_Task brief_
Copy every line from the material below that holds "face".
----
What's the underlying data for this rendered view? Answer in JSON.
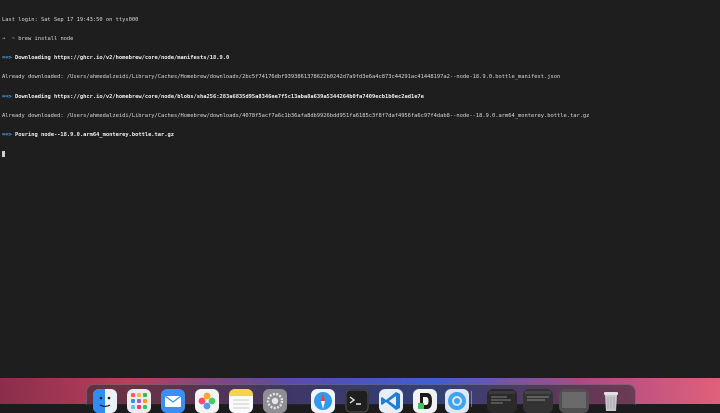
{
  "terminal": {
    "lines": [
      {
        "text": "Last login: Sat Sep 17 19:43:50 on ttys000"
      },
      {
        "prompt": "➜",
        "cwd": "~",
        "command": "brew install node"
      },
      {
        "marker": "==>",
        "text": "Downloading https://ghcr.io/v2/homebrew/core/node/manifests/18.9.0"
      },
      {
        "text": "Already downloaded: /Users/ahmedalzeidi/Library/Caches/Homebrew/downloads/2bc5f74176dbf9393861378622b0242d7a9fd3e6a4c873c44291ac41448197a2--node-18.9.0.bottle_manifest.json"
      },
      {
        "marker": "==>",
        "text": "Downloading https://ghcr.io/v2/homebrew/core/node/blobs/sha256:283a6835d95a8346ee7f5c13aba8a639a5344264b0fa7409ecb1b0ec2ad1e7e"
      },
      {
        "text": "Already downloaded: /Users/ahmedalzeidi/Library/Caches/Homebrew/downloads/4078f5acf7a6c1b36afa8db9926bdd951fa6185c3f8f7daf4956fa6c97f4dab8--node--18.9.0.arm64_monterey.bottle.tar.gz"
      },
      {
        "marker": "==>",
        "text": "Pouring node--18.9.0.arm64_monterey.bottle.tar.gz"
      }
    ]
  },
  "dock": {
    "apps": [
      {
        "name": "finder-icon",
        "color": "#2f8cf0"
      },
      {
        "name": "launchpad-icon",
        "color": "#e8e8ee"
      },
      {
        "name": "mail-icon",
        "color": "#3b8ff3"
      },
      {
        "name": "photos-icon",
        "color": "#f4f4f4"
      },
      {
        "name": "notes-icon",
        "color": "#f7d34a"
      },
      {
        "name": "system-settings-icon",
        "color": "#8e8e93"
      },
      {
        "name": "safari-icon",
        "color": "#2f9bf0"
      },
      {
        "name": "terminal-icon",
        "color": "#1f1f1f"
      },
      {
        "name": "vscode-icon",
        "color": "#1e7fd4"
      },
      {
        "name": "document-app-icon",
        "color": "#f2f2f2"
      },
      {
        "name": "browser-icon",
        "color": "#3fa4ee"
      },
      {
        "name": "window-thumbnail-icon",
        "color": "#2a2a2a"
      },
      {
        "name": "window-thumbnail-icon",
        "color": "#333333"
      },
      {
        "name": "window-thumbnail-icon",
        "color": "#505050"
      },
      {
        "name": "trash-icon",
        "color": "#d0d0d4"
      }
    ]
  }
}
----
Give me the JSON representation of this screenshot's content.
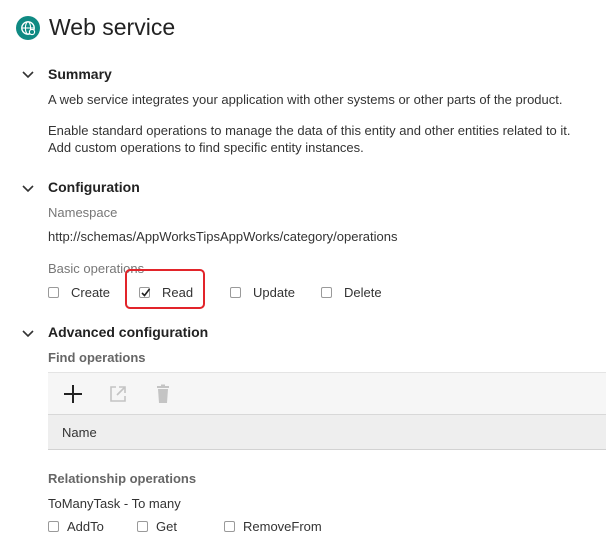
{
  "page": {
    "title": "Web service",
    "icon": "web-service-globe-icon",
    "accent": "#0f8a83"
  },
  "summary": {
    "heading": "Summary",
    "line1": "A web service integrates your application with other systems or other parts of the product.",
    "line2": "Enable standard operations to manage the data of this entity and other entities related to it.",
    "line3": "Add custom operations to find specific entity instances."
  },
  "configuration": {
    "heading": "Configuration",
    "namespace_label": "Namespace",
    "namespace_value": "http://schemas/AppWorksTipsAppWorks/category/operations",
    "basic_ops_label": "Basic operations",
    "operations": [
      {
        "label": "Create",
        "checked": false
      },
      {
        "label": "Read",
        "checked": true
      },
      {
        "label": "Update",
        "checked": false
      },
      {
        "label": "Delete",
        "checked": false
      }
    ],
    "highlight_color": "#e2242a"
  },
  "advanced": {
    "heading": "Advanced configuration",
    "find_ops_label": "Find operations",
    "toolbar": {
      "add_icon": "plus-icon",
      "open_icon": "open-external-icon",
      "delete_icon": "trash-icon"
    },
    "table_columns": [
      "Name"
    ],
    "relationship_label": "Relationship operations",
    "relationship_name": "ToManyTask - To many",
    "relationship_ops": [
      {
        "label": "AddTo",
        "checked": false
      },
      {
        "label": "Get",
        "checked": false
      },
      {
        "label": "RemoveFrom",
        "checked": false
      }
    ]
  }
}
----
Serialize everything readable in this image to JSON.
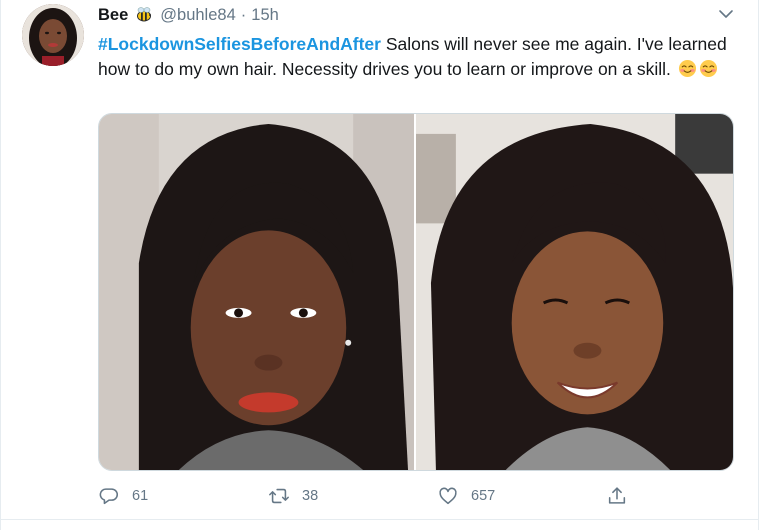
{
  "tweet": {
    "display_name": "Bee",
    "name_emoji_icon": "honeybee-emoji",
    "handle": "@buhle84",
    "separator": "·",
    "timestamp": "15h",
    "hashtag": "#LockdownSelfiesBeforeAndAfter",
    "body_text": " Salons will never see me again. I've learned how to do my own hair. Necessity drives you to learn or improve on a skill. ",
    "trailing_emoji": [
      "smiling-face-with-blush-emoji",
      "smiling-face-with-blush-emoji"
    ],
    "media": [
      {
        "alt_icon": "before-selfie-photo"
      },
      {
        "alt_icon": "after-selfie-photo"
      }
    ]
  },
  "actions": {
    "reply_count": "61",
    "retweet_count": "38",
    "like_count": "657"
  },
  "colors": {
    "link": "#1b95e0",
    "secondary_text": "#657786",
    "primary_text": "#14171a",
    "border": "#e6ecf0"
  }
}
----
_Exercise output_
      "smiling-face-with-blush-emoji",
      "smiling-face-with-blush-emoji"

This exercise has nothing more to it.